_INPUT MATERIAL:_
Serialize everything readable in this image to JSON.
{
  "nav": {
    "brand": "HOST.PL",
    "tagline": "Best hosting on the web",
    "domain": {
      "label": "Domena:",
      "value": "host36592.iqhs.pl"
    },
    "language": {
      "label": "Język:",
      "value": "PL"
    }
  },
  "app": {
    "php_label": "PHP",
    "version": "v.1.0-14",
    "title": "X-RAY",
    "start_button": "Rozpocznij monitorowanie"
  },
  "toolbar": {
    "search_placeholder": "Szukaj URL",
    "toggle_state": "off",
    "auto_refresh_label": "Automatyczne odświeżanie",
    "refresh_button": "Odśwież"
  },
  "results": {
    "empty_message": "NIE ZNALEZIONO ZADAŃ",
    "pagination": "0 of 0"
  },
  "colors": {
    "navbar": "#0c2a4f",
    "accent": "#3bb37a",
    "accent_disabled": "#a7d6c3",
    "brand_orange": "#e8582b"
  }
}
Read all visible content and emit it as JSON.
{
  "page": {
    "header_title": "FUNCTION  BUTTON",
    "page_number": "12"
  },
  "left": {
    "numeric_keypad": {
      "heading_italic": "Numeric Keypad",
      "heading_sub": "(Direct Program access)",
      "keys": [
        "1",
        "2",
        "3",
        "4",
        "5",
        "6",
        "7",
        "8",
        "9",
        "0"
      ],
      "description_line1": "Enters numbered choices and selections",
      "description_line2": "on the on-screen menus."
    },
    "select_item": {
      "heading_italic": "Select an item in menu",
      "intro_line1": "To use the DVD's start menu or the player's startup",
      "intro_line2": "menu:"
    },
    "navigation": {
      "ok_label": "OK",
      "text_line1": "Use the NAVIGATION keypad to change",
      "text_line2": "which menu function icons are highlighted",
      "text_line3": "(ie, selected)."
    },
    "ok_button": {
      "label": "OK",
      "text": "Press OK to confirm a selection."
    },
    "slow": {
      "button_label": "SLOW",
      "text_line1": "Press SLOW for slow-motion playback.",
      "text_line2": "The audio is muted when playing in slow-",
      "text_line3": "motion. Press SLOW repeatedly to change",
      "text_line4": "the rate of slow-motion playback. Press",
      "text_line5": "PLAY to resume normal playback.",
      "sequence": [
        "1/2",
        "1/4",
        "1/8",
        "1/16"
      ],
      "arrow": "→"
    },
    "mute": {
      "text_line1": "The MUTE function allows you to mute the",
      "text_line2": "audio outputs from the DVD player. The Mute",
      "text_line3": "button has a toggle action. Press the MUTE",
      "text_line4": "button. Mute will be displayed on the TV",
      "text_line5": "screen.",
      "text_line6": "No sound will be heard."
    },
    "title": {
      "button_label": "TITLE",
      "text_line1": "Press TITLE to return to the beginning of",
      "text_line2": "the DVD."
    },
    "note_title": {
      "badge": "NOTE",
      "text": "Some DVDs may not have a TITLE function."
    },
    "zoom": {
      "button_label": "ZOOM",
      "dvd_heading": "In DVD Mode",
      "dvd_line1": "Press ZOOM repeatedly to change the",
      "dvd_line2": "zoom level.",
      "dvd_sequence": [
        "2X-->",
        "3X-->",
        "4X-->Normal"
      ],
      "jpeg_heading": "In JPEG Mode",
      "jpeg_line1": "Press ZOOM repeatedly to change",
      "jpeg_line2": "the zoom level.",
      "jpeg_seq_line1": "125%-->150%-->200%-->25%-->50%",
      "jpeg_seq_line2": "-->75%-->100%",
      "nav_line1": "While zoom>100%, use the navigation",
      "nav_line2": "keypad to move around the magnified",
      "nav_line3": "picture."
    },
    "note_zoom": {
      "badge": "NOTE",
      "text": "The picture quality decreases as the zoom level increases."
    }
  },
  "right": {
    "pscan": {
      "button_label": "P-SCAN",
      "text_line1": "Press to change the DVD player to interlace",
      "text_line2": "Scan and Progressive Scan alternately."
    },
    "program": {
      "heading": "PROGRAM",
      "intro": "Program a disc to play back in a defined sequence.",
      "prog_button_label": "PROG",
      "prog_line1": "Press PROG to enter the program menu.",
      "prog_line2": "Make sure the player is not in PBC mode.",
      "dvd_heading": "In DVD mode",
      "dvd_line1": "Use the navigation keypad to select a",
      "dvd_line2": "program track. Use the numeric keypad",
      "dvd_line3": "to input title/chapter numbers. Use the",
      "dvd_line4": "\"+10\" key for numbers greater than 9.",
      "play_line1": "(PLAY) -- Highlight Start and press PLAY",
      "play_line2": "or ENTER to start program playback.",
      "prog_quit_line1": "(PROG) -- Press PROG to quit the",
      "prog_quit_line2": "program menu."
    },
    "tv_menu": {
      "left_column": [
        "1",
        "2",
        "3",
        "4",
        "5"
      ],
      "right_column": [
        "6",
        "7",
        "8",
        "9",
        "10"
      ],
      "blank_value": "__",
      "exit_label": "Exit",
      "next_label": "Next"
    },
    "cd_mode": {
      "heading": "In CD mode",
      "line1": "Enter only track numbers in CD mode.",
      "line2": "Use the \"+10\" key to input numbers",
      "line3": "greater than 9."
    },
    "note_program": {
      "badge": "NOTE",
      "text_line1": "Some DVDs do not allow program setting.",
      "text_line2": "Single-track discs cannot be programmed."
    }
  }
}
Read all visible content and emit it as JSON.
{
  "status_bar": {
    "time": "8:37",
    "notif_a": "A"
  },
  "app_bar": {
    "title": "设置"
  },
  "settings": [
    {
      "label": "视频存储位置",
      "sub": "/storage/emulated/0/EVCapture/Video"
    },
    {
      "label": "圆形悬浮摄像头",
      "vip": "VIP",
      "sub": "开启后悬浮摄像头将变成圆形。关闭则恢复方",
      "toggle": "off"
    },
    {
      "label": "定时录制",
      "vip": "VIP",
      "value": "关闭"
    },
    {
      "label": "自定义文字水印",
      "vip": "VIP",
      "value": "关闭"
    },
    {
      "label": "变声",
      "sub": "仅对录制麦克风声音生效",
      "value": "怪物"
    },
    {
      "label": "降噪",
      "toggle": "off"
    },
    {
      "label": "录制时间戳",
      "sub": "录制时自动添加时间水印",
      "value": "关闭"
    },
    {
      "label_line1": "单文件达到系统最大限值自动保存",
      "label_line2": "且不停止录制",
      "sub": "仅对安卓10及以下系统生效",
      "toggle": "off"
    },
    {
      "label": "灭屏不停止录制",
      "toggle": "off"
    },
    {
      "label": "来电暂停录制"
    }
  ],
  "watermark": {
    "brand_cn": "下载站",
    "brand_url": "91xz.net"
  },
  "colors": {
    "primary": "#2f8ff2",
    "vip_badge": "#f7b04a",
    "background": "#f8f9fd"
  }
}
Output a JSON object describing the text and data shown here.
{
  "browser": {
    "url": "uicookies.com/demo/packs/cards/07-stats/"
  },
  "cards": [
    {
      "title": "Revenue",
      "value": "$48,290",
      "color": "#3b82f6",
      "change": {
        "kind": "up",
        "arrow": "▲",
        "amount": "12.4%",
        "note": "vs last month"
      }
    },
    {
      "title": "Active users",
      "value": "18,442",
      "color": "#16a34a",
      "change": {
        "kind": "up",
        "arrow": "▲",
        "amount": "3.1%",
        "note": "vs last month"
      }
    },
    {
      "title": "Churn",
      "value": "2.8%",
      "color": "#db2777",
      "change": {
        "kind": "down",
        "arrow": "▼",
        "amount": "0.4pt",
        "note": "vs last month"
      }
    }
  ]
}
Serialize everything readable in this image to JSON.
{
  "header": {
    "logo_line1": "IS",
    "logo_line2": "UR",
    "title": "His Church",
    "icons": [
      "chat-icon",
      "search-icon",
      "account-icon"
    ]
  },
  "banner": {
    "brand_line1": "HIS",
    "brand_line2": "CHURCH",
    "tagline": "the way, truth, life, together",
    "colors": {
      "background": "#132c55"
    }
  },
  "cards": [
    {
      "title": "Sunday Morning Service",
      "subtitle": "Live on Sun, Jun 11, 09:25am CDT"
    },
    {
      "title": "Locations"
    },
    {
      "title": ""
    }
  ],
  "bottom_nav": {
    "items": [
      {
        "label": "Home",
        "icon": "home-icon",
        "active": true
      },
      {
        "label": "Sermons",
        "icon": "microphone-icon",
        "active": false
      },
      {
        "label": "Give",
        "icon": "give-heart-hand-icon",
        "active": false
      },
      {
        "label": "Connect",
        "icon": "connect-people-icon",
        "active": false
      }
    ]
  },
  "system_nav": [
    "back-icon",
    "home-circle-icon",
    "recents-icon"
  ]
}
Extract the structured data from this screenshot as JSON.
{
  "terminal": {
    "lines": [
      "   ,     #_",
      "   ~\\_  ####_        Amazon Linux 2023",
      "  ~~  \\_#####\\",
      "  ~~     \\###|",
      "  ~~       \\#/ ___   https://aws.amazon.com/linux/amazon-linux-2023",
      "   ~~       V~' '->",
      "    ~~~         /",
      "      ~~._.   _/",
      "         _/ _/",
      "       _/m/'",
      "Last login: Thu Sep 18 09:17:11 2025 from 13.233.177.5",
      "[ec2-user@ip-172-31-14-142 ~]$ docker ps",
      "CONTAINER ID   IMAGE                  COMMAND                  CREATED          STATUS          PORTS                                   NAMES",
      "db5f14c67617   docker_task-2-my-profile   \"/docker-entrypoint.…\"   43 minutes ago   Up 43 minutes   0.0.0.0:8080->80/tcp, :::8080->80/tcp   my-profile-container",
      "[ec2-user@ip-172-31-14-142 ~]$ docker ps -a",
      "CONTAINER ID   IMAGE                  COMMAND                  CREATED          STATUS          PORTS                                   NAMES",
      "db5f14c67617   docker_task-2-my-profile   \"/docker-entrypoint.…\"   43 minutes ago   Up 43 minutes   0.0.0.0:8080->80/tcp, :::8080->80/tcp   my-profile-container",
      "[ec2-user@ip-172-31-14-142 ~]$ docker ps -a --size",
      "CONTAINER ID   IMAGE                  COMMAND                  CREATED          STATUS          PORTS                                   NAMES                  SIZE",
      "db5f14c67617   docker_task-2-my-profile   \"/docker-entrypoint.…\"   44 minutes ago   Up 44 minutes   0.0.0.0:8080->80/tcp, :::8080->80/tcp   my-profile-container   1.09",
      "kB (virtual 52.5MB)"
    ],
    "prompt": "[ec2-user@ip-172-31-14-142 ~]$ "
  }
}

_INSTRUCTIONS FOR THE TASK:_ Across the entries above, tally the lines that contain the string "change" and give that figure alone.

_ANSWER SECTION:_ 8